The Iraqi Cabinet agreed Tuesday to amend a draft agreement governing the status of U.S. forces in Iraq. The changes introduce provisions that the U.S. military is unlikely to accept.
Among other things, the amendments would give Iraqi authorities the right to determine whether a U.S. service member was on- or off-duty when he or she committed an alleged crime outside American bases. It also would allow authorities to inspect all U.S. cargo entering the nation.
Iraqi politicians see the changes as a way to preserve Iraqi sovereignty.
The amendments were made to “preserve the basic principles and the sovereignty of Iraq and its supreme interests,” said government spokesman Ali al-Dabbagh in a statement.
The government, he said, has no “third option.”
U.S. officials have described the original draft agreement, which would replace the United Nations mandate for U.S. military operations in Iraq, as final, and the Iraqi amendments are likely to push negotiations between Iraq and the U.S. to an impasse.
In Washington Tuesday, senior U.S. military officials said that while they were unaware of the proposed changes, the Pentagon very likely would reject them.

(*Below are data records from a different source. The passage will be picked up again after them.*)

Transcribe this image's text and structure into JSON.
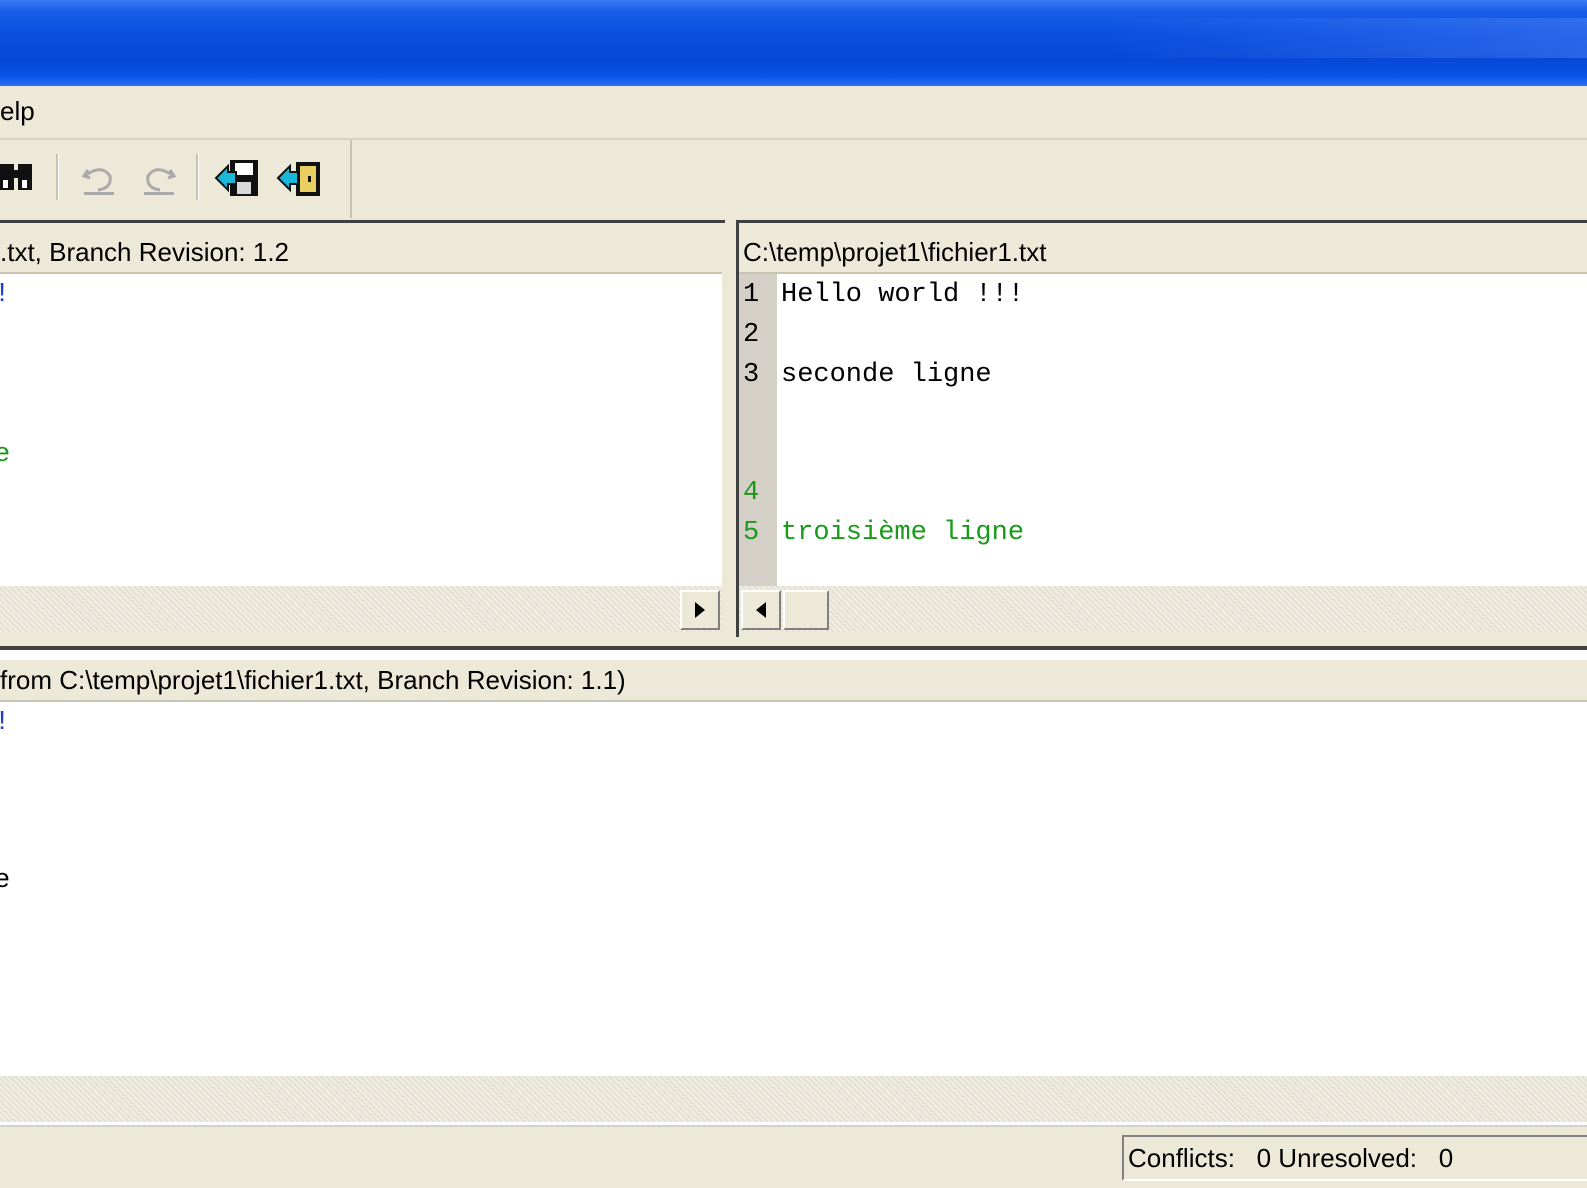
{
  "menubar": {
    "help_label": "elp"
  },
  "left_pane": {
    "header": ".txt, Branch Revision: 1.2",
    "lines": [
      {
        "text": "!",
        "color": "#1a3ec8"
      },
      {
        "text": "e",
        "color": "#1a9a1a"
      }
    ]
  },
  "right_pane": {
    "header": "C:\\temp\\projet1\\fichier1.txt",
    "lines": [
      {
        "num": "1",
        "text": "Hello world !!!"
      },
      {
        "num": "2",
        "text": ""
      },
      {
        "num": "3",
        "text": "seconde ligne"
      },
      {
        "num": "4",
        "text": ""
      },
      {
        "num": "5",
        "text": "troisième ligne"
      }
    ]
  },
  "bottom_pane": {
    "header": " from C:\\temp\\projet1\\fichier1.txt, Branch Revision: 1.1)",
    "lines": [
      {
        "text": "!",
        "color": "#1a3ec8"
      },
      {
        "text": "e",
        "color": "#000000"
      }
    ]
  },
  "statusbar": {
    "conflicts_label": "Conflicts:",
    "conflicts_value": "0",
    "unresolved_label": "Unresolved:",
    "unresolved_value": "0"
  },
  "colors": {
    "title_blue": "#0a4fe0",
    "chrome": "#ece9d8",
    "changed_line": "#1a9a1a"
  },
  "icons": [
    "find-icon",
    "undo-icon",
    "redo-icon",
    "save-icon",
    "exit-icon",
    "scroll-right-icon",
    "scroll-left-icon"
  ]
}
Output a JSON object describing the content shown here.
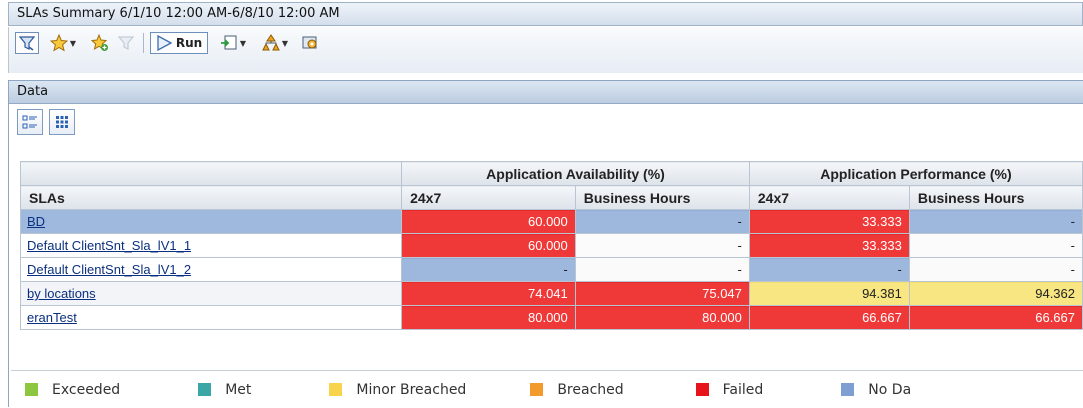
{
  "window": {
    "title": "SLAs Summary 6/1/10 12:00 AM-6/8/10 12:00 AM"
  },
  "toolbar": {
    "run_label": "Run"
  },
  "panel": {
    "title": "Data"
  },
  "table": {
    "group_headers": [
      "Application Availability (%)",
      "Application Performance (%)"
    ],
    "sub_headers": [
      "SLAs",
      "24x7",
      "Business Hours",
      "24x7",
      "Business Hours"
    ],
    "rows": [
      {
        "name": "BD",
        "values": [
          "60.000",
          "-",
          "33.333",
          "-"
        ],
        "statuses": [
          "failed",
          "nodata",
          "failed",
          "nodata"
        ]
      },
      {
        "name": "Default ClientSnt_Sla_lV1_1",
        "values": [
          "60.000",
          "-",
          "33.333",
          "-"
        ],
        "statuses": [
          "failed",
          "none",
          "failed",
          "none"
        ]
      },
      {
        "name": "Default ClientSnt_Sla_lV1_2",
        "values": [
          "-",
          "-",
          "-",
          "-"
        ],
        "statuses": [
          "nodata",
          "none",
          "nodata",
          "none"
        ]
      },
      {
        "name": "by locations",
        "values": [
          "74.041",
          "75.047",
          "94.381",
          "94.362"
        ],
        "statuses": [
          "failed",
          "failed",
          "minor",
          "minor"
        ]
      },
      {
        "name": "eranTest",
        "values": [
          "80.000",
          "80.000",
          "66.667",
          "66.667"
        ],
        "statuses": [
          "failed",
          "failed",
          "failed",
          "failed"
        ]
      }
    ]
  },
  "legend": [
    {
      "label": "Exceeded",
      "color": "#8dc63f"
    },
    {
      "label": "Met",
      "color": "#3aa6a6"
    },
    {
      "label": "Minor Breached",
      "color": "#f7d44c"
    },
    {
      "label": "Breached",
      "color": "#f29b2c"
    },
    {
      "label": "Failed",
      "color": "#e8141b"
    },
    {
      "label": "No Da",
      "color": "#7f9fd3"
    }
  ],
  "icons": [
    "filter-icon",
    "favorites-icon",
    "add-favorite-icon",
    "clear-filter-icon",
    "run-icon",
    "export-icon",
    "hierarchy-icon",
    "settings-icon",
    "list-view-icon",
    "grid-view-icon"
  ]
}
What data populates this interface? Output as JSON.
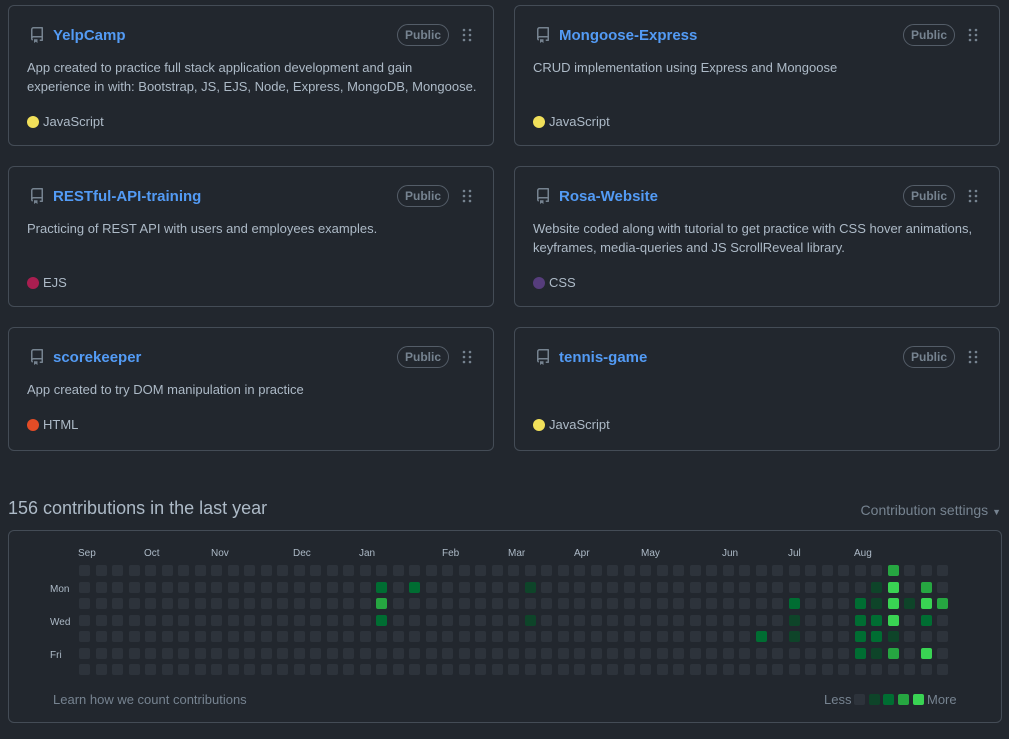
{
  "repos": [
    {
      "name": "YelpCamp",
      "visibility": "Public",
      "description": "App created to practice full stack application development and gain experience in with: Bootstrap, JS, EJS, Node, Express, MongoDB, Mongoose.",
      "language": "JavaScript",
      "language_color": "#f1e05a"
    },
    {
      "name": "Mongoose-Express",
      "visibility": "Public",
      "description": "CRUD implementation using Express and Mongoose",
      "language": "JavaScript",
      "language_color": "#f1e05a"
    },
    {
      "name": "RESTful-API-training",
      "visibility": "Public",
      "description": "Practicing of REST API with users and employees examples.",
      "language": "EJS",
      "language_color": "#a91e50"
    },
    {
      "name": "Rosa-Website",
      "visibility": "Public",
      "description": "Website coded along with tutorial to get practice with CSS hover animations, keyframes, media-queries and JS ScrollReveal library.",
      "language": "CSS",
      "language_color": "#563d7c"
    },
    {
      "name": "scorekeeper",
      "visibility": "Public",
      "description": "App created to try DOM manipulation in practice",
      "language": "HTML",
      "language_color": "#e34c26"
    },
    {
      "name": "tennis-game",
      "visibility": "Public",
      "description": "",
      "language": "JavaScript",
      "language_color": "#f1e05a"
    }
  ],
  "contributions": {
    "title": "156 contributions in the last year",
    "settings_label": "Contribution settings",
    "months": [
      "Sep",
      "Oct",
      "Nov",
      "Dec",
      "Jan",
      "Feb",
      "Mar",
      "Apr",
      "May",
      "Jun",
      "Jul",
      "Aug"
    ],
    "days": [
      "Mon",
      "Wed",
      "Fri"
    ],
    "learn_link": "Learn how we count contributions",
    "legend_less": "Less",
    "legend_more": "More",
    "level_colors": [
      "#2d333b",
      "#0e4429",
      "#006d32",
      "#26a641",
      "#39d353"
    ],
    "active_cells": [
      {
        "week": 18,
        "day": 1,
        "level": 2
      },
      {
        "week": 18,
        "day": 2,
        "level": 3
      },
      {
        "week": 18,
        "day": 3,
        "level": 2
      },
      {
        "week": 20,
        "day": 1,
        "level": 2
      },
      {
        "week": 27,
        "day": 1,
        "level": 1
      },
      {
        "week": 27,
        "day": 3,
        "level": 1
      },
      {
        "week": 41,
        "day": 4,
        "level": 2
      },
      {
        "week": 43,
        "day": 2,
        "level": 2
      },
      {
        "week": 43,
        "day": 3,
        "level": 1
      },
      {
        "week": 43,
        "day": 4,
        "level": 1
      },
      {
        "week": 47,
        "day": 2,
        "level": 2
      },
      {
        "week": 47,
        "day": 3,
        "level": 2
      },
      {
        "week": 47,
        "day": 4,
        "level": 2
      },
      {
        "week": 47,
        "day": 5,
        "level": 2
      },
      {
        "week": 48,
        "day": 1,
        "level": 1
      },
      {
        "week": 48,
        "day": 2,
        "level": 1
      },
      {
        "week": 48,
        "day": 3,
        "level": 2
      },
      {
        "week": 48,
        "day": 4,
        "level": 2
      },
      {
        "week": 48,
        "day": 5,
        "level": 1
      },
      {
        "week": 49,
        "day": 0,
        "level": 3
      },
      {
        "week": 49,
        "day": 1,
        "level": 4
      },
      {
        "week": 49,
        "day": 2,
        "level": 4
      },
      {
        "week": 49,
        "day": 3,
        "level": 4
      },
      {
        "week": 49,
        "day": 4,
        "level": 1
      },
      {
        "week": 49,
        "day": 5,
        "level": 3
      },
      {
        "week": 50,
        "day": 2,
        "level": 1
      },
      {
        "week": 51,
        "day": 1,
        "level": 3
      },
      {
        "week": 51,
        "day": 2,
        "level": 4
      },
      {
        "week": 51,
        "day": 3,
        "level": 2
      },
      {
        "week": 51,
        "day": 5,
        "level": 4
      },
      {
        "week": 52,
        "day": 2,
        "level": 3
      }
    ]
  }
}
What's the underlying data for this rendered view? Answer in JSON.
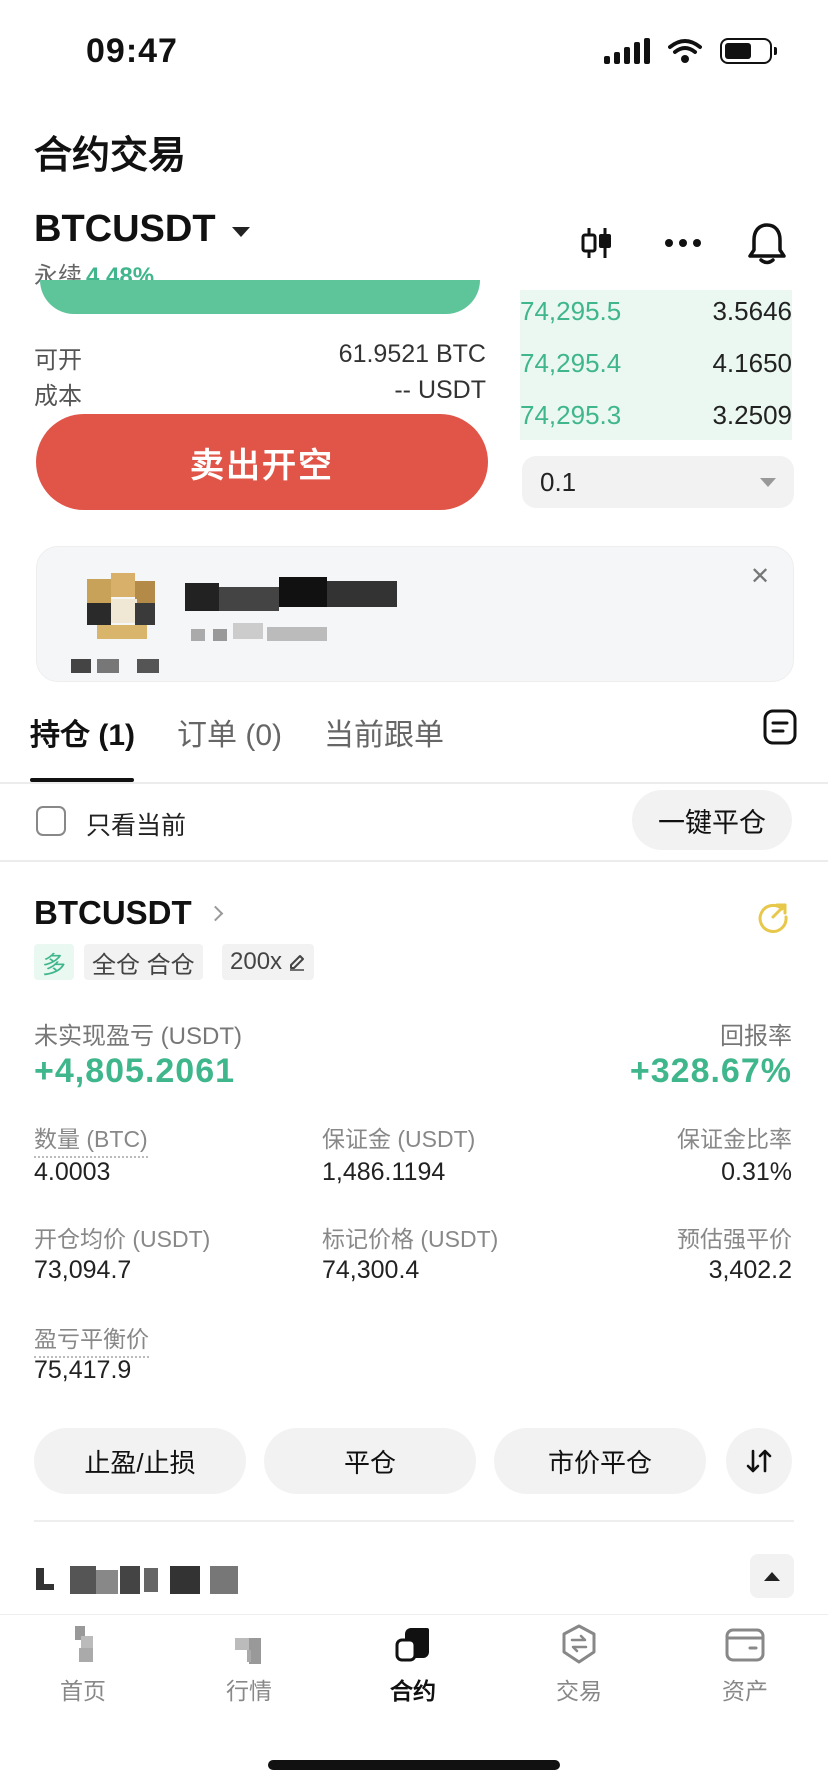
{
  "status_bar": {
    "time": "09:47"
  },
  "header": {
    "title": "合约交易"
  },
  "pair": {
    "symbol": "BTCUSDT",
    "type": "永续",
    "change": "4.48%"
  },
  "top_icons": [
    "candlestick-icon",
    "more-icon",
    "bell-icon"
  ],
  "order_form": {
    "available_label": "可开",
    "available_value": "61.9521 BTC",
    "cost_label": "成本",
    "cost_value": "-- USDT",
    "sell_button": "卖出开空"
  },
  "order_book": {
    "rows": [
      {
        "price": "74,295.5",
        "qty": "3.5646"
      },
      {
        "price": "74,295.4",
        "qty": "4.1650"
      },
      {
        "price": "74,295.3",
        "qty": "3.2509"
      }
    ],
    "precision": "0.1"
  },
  "tabs": [
    {
      "label": "持仓 (1)",
      "active": true
    },
    {
      "label": "订单 (0)",
      "active": false
    },
    {
      "label": "当前跟单",
      "active": false
    }
  ],
  "filter": {
    "only_current": "只看当前",
    "close_all": "一键平仓"
  },
  "position": {
    "symbol": "BTCUSDT",
    "side": "多",
    "mode": "全仓 合仓",
    "leverage": "200x",
    "pnl_label": "未实现盈亏 (USDT)",
    "pnl_value": "+4,805.2061",
    "roi_label": "回报率",
    "roi_value": "+328.67%",
    "fields": [
      {
        "label": "数量 (BTC)",
        "value": "4.0003"
      },
      {
        "label": "保证金 (USDT)",
        "value": "1,486.1194"
      },
      {
        "label": "保证金比率",
        "value": "0.31%"
      },
      {
        "label": "开仓均价 (USDT)",
        "value": "73,094.7"
      },
      {
        "label": "标记价格 (USDT)",
        "value": "74,300.4"
      },
      {
        "label": "预估强平价",
        "value": "3,402.2"
      },
      {
        "label": "盈亏平衡价",
        "value": "75,417.9"
      }
    ],
    "actions": [
      "止盈/止损",
      "平仓",
      "市价平仓"
    ]
  },
  "bottom_nav": [
    {
      "label": "首页",
      "icon": "home-icon",
      "active": false
    },
    {
      "label": "行情",
      "icon": "market-icon",
      "active": false
    },
    {
      "label": "合约",
      "icon": "futures-icon",
      "active": true
    },
    {
      "label": "交易",
      "icon": "trade-icon",
      "active": false
    },
    {
      "label": "资产",
      "icon": "wallet-icon",
      "active": false
    }
  ],
  "colors": {
    "green": "#3fb68b",
    "red": "#e05548",
    "accent_yellow": "#e8c84a"
  }
}
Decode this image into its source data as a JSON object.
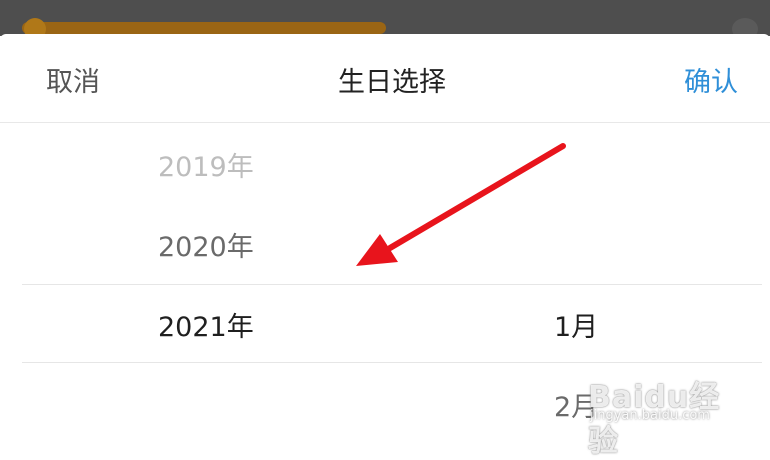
{
  "header": {
    "cancel_label": "取消",
    "title": "生日选择",
    "confirm_label": "确认"
  },
  "picker": {
    "year_options": [
      "2019年",
      "2020年",
      "2021年"
    ],
    "selected_year": "2021年",
    "month_options": [
      "1月",
      "2月"
    ],
    "selected_month": "1月"
  },
  "watermark": {
    "logo": "Baidu经验",
    "url": "jingyan.baidu.com"
  },
  "colors": {
    "accent": "#2f8fd8",
    "annotation_arrow": "#e8141c"
  }
}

“We are very comfortable with the draft sent forward,” a senior U.S. military official said Tuesday, speaking on the condition of anonymity because he wasn't authorized to discuss the negotiations publicly. “But the longer we wait, the more in peril this gets.”
The Iraqi Parliament must approve any agreement, so if the Americans don't accept the proposed Iraqi changes, the Cabinet will have to decide whether to submit the agreement to the parliament as it stands, which could doom its chances of passage.